[[ Extracted data open ]]
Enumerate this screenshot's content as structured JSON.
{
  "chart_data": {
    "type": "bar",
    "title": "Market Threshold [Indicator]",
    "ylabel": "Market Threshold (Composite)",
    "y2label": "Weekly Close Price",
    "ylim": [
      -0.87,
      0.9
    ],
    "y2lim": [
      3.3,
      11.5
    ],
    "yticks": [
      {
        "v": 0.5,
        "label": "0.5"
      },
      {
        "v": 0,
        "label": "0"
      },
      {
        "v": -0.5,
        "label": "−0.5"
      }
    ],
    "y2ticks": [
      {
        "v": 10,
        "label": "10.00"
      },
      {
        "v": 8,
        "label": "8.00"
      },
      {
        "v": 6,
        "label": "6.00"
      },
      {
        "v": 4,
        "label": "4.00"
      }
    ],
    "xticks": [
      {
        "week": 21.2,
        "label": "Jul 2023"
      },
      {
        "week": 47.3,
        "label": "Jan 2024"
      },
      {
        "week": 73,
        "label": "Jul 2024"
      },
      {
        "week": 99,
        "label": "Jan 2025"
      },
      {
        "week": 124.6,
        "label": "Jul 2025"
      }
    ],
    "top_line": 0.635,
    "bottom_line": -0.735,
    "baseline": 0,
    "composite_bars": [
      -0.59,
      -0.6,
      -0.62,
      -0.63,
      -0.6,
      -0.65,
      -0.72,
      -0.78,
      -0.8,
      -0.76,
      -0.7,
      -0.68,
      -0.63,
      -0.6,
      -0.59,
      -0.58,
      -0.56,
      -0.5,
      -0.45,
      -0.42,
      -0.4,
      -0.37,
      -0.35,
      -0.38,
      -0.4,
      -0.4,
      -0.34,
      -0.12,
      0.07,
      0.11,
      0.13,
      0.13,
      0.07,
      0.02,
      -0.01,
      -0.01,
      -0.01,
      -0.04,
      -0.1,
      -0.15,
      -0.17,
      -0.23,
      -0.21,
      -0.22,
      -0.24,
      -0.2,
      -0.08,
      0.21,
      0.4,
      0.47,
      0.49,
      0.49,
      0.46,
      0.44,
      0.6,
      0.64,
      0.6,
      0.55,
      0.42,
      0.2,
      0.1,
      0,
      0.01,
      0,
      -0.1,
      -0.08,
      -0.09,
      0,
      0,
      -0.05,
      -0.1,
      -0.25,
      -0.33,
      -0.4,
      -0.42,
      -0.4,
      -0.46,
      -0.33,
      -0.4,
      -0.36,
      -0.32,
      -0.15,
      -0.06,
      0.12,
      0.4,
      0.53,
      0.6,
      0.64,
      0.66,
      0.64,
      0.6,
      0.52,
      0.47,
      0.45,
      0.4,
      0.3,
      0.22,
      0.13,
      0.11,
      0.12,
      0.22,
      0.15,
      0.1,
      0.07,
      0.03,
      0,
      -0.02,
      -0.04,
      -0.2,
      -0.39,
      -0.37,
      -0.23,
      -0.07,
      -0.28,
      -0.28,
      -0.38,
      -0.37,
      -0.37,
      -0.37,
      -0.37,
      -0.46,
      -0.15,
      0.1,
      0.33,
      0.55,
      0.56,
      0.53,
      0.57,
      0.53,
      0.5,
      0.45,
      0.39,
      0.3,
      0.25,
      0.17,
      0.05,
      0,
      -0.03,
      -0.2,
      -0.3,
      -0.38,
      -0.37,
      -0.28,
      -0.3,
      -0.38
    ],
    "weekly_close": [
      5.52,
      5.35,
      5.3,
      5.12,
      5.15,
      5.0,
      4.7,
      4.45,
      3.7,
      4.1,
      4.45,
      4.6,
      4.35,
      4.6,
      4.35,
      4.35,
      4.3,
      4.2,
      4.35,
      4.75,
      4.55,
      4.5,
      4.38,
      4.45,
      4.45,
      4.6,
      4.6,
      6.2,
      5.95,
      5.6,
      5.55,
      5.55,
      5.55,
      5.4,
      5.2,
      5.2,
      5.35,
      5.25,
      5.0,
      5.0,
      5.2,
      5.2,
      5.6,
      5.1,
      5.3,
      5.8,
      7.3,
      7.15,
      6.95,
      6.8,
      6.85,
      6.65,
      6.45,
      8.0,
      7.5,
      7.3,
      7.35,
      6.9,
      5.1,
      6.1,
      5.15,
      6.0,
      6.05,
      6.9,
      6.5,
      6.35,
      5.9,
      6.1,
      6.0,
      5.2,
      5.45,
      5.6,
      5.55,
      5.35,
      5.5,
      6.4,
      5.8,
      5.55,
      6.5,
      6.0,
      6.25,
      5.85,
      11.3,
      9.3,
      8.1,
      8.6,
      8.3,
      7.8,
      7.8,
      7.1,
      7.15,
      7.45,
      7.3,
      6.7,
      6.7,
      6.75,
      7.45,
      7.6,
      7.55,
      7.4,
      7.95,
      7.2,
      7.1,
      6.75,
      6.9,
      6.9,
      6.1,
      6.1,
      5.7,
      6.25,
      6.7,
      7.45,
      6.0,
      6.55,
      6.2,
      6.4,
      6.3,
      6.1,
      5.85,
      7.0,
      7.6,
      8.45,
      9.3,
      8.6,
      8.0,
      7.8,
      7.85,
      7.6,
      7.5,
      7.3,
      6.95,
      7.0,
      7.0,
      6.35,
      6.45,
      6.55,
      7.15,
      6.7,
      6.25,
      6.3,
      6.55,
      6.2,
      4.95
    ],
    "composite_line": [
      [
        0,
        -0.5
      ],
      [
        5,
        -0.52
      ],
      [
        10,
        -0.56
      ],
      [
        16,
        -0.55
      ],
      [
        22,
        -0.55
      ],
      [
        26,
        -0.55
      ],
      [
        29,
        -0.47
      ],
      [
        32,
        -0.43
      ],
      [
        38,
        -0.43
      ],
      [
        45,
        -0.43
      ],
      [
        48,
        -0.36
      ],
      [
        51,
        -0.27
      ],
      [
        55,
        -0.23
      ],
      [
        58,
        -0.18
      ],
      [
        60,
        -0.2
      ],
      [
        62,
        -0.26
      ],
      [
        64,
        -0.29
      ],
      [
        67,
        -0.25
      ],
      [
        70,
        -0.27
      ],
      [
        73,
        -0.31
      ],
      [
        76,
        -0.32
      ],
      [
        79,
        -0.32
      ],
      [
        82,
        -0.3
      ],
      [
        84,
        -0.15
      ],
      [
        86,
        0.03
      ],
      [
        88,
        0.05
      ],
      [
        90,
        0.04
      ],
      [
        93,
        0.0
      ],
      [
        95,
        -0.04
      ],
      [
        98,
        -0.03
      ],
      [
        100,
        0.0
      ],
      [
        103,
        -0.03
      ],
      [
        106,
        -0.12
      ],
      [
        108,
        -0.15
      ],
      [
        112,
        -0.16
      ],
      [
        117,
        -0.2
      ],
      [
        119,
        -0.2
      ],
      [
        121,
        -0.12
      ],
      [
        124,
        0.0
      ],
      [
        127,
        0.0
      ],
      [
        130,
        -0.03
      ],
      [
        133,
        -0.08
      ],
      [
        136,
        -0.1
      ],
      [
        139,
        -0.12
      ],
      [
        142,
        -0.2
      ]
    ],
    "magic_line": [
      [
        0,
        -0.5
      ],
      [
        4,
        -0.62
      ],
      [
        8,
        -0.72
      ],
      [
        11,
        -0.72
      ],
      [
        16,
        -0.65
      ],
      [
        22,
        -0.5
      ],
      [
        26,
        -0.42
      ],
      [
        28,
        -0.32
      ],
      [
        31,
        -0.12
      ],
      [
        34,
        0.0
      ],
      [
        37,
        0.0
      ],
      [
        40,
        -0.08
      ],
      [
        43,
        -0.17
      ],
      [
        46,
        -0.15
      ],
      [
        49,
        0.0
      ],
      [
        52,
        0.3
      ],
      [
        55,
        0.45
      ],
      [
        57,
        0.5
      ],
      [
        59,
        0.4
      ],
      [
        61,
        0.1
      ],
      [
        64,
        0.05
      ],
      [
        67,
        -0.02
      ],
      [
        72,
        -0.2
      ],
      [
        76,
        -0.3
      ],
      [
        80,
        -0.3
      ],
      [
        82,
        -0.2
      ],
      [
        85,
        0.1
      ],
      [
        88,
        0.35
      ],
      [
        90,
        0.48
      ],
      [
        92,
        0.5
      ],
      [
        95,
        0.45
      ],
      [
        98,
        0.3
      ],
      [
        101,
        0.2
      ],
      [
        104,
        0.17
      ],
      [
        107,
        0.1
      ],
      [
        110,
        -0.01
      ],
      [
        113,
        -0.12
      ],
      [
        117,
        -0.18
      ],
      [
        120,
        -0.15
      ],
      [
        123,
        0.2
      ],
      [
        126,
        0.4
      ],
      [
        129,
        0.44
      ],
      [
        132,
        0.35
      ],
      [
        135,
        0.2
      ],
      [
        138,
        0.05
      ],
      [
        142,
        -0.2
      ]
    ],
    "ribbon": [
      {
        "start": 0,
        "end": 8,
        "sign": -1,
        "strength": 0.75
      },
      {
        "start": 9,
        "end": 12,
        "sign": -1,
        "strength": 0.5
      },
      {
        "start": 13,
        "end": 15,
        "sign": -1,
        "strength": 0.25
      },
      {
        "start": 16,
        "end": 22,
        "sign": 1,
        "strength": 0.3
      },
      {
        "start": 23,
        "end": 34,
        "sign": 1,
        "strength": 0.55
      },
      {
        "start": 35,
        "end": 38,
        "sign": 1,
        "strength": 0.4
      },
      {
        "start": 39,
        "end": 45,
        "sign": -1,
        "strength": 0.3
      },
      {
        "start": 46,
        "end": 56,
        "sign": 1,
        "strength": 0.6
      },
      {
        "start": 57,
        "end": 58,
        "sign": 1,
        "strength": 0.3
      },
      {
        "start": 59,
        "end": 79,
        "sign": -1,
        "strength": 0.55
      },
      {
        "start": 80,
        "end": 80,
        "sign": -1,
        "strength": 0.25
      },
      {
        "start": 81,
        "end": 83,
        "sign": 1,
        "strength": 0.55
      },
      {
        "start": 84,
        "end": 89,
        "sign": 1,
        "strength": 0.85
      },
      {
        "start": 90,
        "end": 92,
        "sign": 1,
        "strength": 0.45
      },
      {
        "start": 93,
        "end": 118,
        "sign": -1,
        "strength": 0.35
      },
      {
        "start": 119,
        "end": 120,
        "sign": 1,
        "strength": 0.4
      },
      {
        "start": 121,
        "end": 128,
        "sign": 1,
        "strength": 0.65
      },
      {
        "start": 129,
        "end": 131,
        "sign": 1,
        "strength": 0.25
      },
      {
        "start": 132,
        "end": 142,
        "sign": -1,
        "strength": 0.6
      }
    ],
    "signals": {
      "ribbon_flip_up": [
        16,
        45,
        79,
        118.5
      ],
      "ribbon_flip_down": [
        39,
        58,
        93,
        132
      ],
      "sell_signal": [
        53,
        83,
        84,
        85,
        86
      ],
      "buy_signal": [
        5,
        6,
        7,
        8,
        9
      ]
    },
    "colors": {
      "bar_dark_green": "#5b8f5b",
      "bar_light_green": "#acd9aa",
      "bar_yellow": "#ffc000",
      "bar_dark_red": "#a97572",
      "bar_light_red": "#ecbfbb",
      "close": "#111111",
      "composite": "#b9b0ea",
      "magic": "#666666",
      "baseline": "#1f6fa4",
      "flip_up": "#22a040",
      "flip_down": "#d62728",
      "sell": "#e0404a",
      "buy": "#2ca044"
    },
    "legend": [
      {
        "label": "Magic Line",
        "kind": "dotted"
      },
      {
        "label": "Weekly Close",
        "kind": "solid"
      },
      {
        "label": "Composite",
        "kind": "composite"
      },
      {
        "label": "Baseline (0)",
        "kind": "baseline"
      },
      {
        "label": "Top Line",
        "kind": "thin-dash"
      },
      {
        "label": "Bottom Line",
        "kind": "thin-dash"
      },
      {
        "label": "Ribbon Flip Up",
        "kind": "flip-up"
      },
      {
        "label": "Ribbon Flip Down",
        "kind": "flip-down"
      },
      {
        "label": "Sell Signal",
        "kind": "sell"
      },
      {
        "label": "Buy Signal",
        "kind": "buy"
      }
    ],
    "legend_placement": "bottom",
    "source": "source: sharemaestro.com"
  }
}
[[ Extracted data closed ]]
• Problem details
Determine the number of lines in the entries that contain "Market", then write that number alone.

• Result
2